DATA START
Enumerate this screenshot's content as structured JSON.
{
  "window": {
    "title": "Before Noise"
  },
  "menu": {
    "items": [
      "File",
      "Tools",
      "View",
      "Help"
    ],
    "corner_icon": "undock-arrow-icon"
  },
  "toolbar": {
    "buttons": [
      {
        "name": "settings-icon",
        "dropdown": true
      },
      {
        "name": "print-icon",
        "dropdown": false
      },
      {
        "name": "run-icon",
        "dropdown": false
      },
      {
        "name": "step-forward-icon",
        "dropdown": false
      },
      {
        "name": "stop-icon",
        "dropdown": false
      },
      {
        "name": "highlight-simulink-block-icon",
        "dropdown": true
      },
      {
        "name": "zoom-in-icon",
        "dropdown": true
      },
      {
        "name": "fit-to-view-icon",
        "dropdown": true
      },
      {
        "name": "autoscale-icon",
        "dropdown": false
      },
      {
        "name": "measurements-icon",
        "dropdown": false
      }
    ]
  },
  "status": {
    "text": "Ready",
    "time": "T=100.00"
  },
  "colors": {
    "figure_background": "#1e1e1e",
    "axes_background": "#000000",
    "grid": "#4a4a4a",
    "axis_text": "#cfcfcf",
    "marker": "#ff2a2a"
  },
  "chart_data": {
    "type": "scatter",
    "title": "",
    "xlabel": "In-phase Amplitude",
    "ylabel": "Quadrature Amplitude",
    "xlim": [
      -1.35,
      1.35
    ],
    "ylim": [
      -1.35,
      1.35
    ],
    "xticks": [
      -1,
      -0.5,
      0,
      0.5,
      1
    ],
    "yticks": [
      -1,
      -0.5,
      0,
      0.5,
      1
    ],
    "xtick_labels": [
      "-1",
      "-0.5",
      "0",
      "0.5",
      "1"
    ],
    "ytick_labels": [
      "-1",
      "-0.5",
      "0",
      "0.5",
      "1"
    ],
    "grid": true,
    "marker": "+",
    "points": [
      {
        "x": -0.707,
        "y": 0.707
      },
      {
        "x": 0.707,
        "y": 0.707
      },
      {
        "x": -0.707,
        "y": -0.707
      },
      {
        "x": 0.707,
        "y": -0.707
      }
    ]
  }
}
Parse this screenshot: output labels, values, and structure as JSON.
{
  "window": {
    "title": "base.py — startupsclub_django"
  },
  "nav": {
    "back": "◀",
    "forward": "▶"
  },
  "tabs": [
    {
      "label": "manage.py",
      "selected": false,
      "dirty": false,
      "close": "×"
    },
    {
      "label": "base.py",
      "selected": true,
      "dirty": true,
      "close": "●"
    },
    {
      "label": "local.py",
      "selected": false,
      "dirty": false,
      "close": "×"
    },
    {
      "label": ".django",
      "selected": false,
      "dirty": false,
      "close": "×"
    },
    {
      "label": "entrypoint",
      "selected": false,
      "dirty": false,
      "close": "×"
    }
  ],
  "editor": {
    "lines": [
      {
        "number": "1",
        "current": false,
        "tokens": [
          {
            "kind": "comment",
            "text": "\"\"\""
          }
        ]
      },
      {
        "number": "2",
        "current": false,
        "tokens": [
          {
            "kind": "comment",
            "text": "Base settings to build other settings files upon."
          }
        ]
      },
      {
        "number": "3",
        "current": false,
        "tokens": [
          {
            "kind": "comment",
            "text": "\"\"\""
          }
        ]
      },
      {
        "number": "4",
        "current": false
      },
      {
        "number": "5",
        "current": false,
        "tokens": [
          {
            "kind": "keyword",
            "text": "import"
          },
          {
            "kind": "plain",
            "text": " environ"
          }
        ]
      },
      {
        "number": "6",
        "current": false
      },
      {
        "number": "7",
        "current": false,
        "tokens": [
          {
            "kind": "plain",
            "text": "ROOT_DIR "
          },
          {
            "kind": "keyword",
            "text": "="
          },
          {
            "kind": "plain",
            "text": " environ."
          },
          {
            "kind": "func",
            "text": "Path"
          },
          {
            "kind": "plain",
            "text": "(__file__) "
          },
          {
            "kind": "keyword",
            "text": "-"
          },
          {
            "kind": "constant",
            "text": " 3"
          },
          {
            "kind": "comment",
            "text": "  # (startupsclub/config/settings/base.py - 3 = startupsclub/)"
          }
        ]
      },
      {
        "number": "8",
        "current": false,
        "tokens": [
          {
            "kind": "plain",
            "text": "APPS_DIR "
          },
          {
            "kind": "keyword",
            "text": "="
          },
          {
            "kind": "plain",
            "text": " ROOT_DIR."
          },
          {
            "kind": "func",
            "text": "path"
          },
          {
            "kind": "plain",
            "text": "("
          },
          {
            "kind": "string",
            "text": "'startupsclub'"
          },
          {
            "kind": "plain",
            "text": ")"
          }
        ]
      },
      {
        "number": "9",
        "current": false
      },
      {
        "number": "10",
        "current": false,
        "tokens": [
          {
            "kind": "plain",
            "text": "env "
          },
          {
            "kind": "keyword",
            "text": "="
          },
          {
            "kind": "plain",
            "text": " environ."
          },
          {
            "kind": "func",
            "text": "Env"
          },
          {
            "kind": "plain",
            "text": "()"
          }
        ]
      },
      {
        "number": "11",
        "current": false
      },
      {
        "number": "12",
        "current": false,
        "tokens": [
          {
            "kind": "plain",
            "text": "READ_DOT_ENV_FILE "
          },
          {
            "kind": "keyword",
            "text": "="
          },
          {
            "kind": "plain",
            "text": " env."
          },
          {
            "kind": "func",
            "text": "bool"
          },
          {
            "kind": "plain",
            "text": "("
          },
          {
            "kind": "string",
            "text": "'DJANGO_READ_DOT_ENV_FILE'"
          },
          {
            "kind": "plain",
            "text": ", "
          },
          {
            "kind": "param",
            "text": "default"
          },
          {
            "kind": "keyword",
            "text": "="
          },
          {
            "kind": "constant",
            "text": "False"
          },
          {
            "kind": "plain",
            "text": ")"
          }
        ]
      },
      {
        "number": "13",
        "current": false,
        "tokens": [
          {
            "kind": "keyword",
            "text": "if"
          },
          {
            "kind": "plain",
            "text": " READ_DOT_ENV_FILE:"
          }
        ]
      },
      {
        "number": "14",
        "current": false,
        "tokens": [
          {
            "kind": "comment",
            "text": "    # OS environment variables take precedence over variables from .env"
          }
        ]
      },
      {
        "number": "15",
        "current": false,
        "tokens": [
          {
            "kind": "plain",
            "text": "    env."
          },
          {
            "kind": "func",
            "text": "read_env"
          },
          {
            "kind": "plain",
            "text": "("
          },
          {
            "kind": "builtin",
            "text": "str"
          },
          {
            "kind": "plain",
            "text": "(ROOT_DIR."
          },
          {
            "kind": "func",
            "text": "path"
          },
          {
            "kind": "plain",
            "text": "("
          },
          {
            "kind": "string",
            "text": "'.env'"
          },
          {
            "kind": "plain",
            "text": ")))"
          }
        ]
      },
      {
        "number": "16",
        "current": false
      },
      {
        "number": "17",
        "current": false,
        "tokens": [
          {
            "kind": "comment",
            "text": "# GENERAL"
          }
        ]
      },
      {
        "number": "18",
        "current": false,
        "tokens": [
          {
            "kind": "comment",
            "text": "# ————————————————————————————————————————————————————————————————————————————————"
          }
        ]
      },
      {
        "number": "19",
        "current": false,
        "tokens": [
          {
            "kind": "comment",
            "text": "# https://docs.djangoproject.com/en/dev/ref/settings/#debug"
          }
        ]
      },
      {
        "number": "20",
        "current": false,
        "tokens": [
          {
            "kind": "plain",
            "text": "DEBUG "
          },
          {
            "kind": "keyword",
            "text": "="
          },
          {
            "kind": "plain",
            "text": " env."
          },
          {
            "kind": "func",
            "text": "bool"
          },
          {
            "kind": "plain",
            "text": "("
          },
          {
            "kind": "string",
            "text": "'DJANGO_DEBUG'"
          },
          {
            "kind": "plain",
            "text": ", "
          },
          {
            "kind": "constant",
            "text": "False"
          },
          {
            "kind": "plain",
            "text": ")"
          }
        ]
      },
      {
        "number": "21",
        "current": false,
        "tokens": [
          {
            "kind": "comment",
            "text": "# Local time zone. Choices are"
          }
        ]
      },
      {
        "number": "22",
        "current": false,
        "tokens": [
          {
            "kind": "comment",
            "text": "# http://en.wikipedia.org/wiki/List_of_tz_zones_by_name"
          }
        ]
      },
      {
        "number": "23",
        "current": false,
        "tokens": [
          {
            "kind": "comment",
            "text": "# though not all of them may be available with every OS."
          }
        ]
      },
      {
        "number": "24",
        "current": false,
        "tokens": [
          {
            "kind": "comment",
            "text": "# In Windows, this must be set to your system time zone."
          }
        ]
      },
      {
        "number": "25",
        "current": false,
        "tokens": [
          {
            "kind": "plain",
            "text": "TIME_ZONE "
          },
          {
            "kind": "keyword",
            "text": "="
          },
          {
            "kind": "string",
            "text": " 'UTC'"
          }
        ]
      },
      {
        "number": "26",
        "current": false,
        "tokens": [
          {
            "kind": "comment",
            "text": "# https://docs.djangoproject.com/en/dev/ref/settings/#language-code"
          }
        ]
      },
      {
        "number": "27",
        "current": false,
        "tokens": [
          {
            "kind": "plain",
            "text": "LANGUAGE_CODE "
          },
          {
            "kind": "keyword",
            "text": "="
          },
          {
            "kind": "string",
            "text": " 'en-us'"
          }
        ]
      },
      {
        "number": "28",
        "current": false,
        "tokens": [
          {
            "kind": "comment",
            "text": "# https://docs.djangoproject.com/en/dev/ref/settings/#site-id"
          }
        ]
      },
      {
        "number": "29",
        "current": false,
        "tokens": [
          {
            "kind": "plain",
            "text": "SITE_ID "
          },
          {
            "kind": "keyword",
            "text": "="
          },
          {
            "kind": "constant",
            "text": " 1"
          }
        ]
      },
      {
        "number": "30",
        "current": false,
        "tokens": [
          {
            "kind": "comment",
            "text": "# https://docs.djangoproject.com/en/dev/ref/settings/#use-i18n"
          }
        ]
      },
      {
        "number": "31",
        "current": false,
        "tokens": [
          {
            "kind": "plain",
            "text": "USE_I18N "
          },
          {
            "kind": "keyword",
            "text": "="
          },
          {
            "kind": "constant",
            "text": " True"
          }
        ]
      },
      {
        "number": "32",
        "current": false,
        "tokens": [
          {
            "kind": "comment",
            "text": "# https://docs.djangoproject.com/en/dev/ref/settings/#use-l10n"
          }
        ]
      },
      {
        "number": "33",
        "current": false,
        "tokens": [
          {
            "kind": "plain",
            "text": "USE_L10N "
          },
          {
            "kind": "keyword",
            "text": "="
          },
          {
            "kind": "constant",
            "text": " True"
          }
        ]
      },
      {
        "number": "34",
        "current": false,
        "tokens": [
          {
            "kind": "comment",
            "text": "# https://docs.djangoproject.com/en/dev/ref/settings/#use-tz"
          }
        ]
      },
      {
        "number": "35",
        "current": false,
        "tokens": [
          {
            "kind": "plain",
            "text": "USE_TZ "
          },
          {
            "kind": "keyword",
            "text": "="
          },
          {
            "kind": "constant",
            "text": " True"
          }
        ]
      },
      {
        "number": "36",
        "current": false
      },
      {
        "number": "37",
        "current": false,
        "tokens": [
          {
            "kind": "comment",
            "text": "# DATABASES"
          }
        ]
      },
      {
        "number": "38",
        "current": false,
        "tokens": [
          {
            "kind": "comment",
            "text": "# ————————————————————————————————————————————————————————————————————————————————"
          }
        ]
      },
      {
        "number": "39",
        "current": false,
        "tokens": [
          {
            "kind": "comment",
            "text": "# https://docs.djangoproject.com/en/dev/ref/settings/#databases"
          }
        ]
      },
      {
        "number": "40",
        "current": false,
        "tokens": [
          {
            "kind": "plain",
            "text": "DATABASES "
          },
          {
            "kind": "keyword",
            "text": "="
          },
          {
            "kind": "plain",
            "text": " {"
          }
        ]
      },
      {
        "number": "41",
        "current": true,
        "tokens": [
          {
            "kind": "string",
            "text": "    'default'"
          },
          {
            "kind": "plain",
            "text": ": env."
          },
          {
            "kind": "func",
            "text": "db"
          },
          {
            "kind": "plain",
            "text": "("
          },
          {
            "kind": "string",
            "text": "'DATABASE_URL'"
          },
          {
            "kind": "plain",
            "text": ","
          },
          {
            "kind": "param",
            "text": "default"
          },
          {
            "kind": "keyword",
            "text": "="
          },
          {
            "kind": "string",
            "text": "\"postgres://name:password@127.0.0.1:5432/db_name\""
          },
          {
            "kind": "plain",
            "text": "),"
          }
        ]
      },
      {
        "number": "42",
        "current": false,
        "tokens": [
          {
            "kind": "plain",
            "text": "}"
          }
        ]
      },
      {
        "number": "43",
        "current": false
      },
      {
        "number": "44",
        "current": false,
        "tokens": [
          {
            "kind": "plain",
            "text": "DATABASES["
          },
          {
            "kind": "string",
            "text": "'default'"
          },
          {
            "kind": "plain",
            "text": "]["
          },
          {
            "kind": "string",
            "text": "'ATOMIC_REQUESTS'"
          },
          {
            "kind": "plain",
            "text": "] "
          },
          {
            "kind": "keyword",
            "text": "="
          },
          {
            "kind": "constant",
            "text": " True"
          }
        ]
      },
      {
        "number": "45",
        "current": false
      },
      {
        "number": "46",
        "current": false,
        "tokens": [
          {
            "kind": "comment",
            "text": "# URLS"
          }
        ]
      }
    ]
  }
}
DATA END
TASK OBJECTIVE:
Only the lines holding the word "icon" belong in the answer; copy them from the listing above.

RESPONSE TO THIS EXERCISE:
    "corner_icon": "undock-arrow-icon"
        "name": "settings-icon",
        "name": "print-icon",
        "name": "run-icon",
        "name": "step-forward-icon",
        "name": "stop-icon",
        "name": "highlight-simulink-block-icon",
        "name": "zoom-in-icon",
        "name": "fit-to-view-icon",
        "name": "autoscale-icon",
        "name": "measurements-icon",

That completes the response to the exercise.